The paper is Sock Puppets: How the government lobbies itself and why. It is a study of state-funded activism with a particular eye on those charities who lobby the government whilst in receipt of government money.
That said, the level of this corruption is staggering even to those of us who regularly use the term “fake charity” to describe these thieves, charlatans, mountebanks and scoundrels.
In response, Phil Taylor comes up with a proposal to resolve this iniquity.
Could I suggest a rule of thirds? The Charity Commission should insist on the use of some designation such as “Government sponsored body” for any organisation that accepts more than one third of its income from government sources of all kinds but still wishes to be treated as a charity. Once a body exceeds two thirds of its income from government sources it should cease to be a charity and should formally become an agency of the relevant department. It could then be monitored by the NAO and use a .gov.uk web address, etc. Then we would all know what we are dealing with.
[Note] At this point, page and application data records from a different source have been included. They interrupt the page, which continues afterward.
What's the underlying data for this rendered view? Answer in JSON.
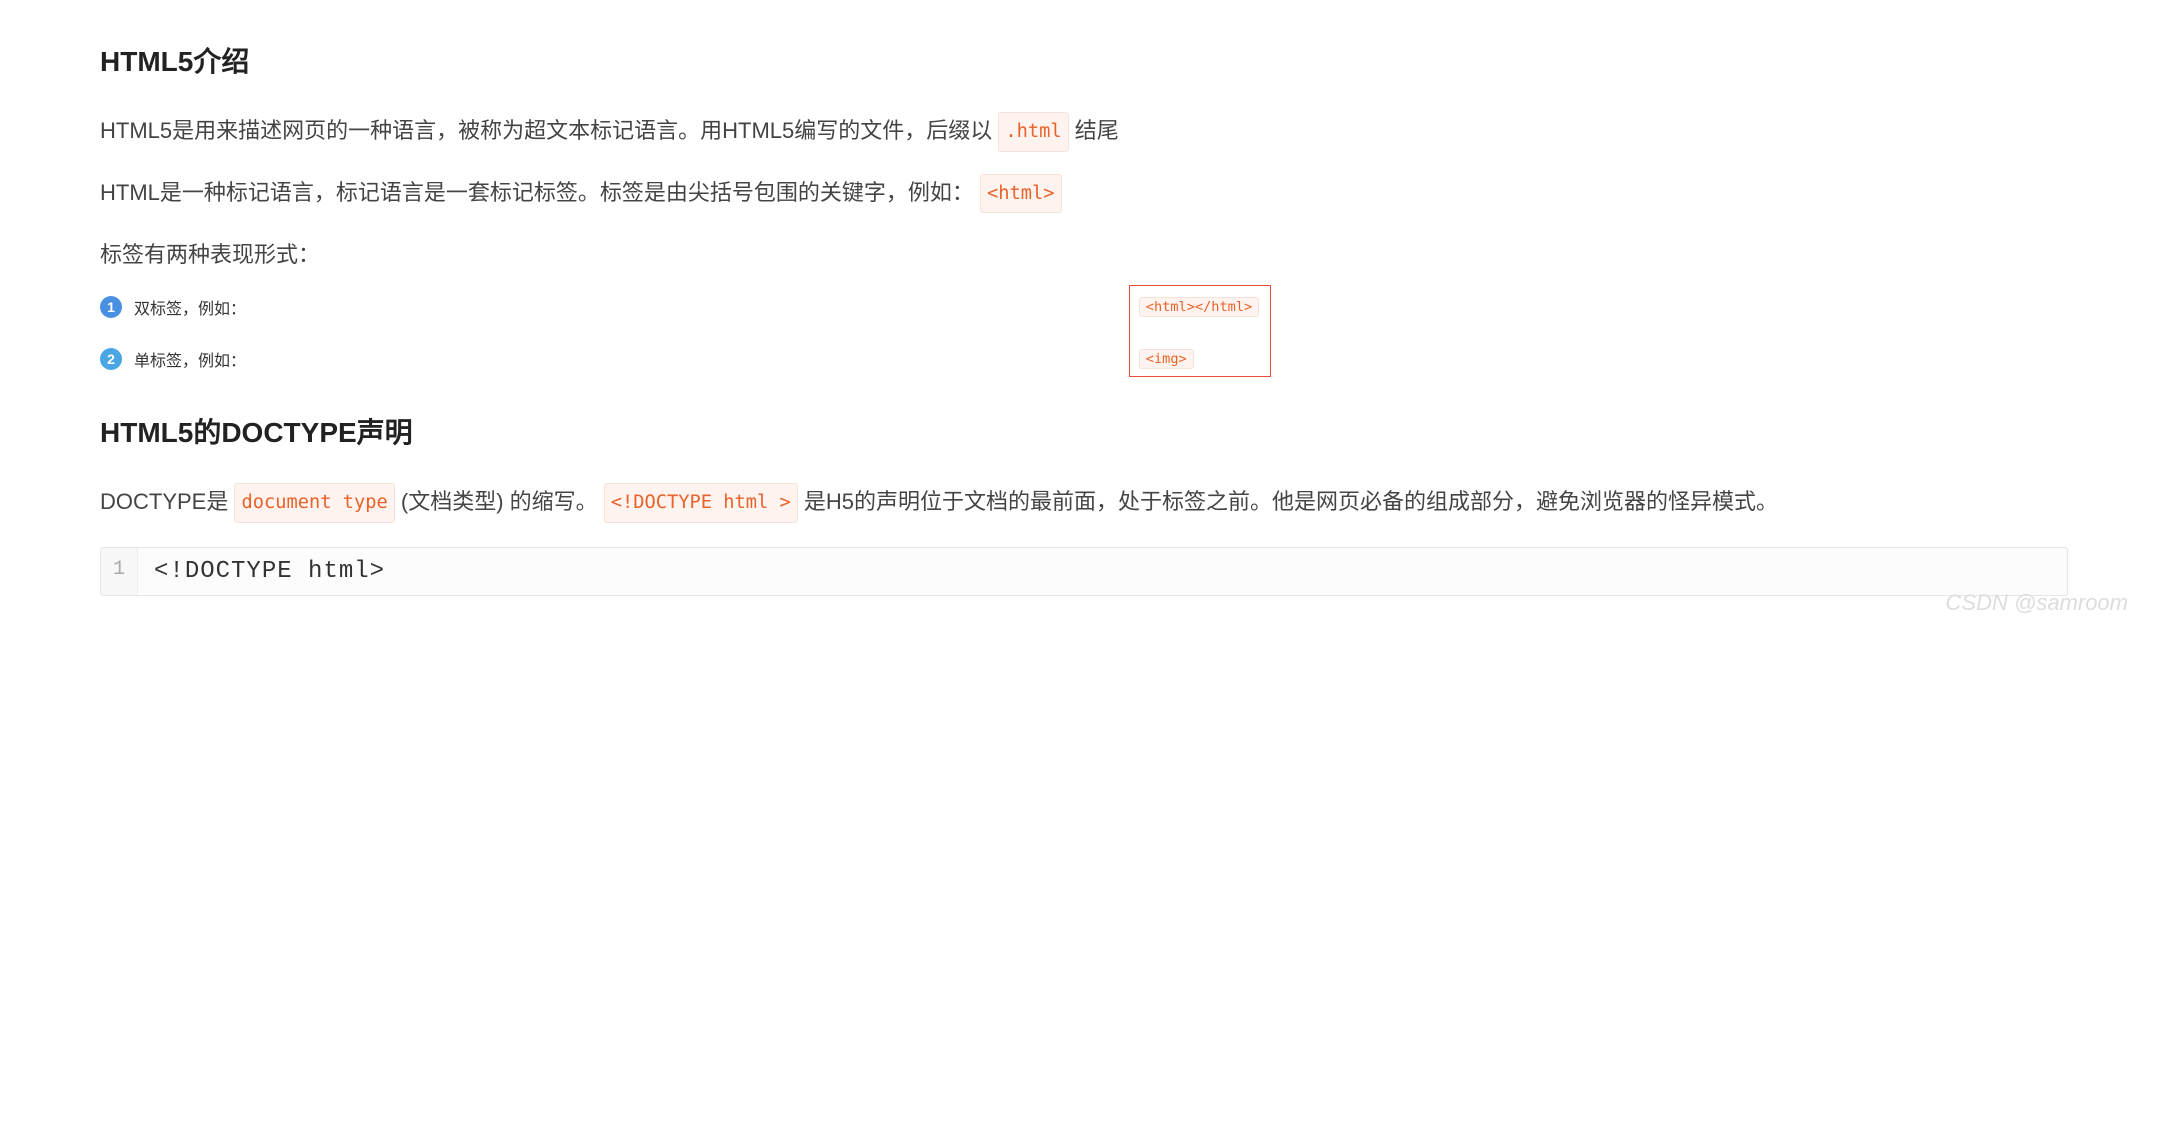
{
  "section1": {
    "heading": "HTML5介绍",
    "p1_a": "HTML5是用来描述网页的一种语言，被称为超文本标记语言。用HTML5编写的文件，后缀以",
    "p1_code": ".html",
    "p1_b": "结尾",
    "p2_a": "HTML是一种标记语言，标记语言是一套标记标签。标签是由尖括号包围的关键字，例如：",
    "p2_code": "<html>",
    "p3": "标签有两种表现形式：",
    "list": {
      "i1": {
        "num": "1",
        "label": "双标签，例如：",
        "code": "<html></html>"
      },
      "i2": {
        "num": "2",
        "label": "单标签，例如：",
        "code": "<img>"
      }
    }
  },
  "section2": {
    "heading": "HTML5的DOCTYPE声明",
    "p1_a": "DOCTYPE是",
    "p1_code1": "document type",
    "p1_b": " (文档类型) 的缩写。",
    "p1_code2": "<!DOCTYPE html >",
    "p1_c": "是H5的声明位于文档的最前面，处于标签之前。他是网页必备的组成部分，避免浏览器的怪异模式。",
    "codeblock": {
      "lineNum": "1",
      "code": "<!DOCTYPE html>"
    }
  },
  "watermark": "CSDN @samroom"
}
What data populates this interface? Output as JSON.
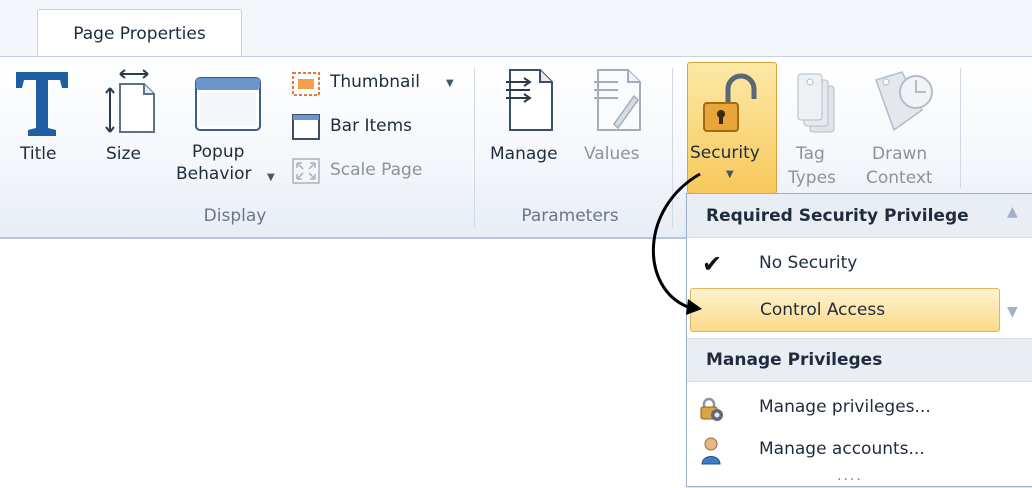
{
  "tabs": {
    "active": "Page Properties"
  },
  "display": {
    "title_label": "Title",
    "size_label": "Size",
    "popup_line1": "Popup",
    "popup_line2": "Behavior",
    "thumbnail_label": "Thumbnail",
    "bar_items_label": "Bar Items",
    "scale_page_label": "Scale Page",
    "group_label": "Display"
  },
  "parameters": {
    "manage_label": "Manage",
    "values_label": "Values",
    "group_label": "Parameters"
  },
  "security": {
    "security_label": "Security",
    "tag_types_line1": "Tag",
    "tag_types_line2": "Types",
    "drawn_context_line1": "Drawn",
    "drawn_context_line2": "Context"
  },
  "dropdown": {
    "section1_header": "Required Security Privilege",
    "no_security": "No Security",
    "control_access": "Control Access",
    "section2_header": "Manage Privileges",
    "manage_privileges": "Manage privileges...",
    "manage_accounts": "Manage accounts..."
  },
  "colors": {
    "accent_highlight": "#f7c85c",
    "title_icon_blue": "#1e5fa3",
    "arrow": "#000000"
  }
}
This is all fine and dandy, but it misses an essential point – we, the taxpayer, should not be expected to fund this stuff at all. Therefore, I have a simpler more easily managed solution; no state funding for charities at all. Those that are worthy causes will continue to attract voluntary donations (the RNLI manages perfectly well, for example). Those that are not, that are merely the political wing of the puritanical extremists who wish to micromanage our lives and lobby government to that effect will find themselves starved of funds – and that is a good thing. We, the individual donors will get to keep more of our money and will be able to decide for ourselves which causes are deserving of it. So, win, win all round, I think.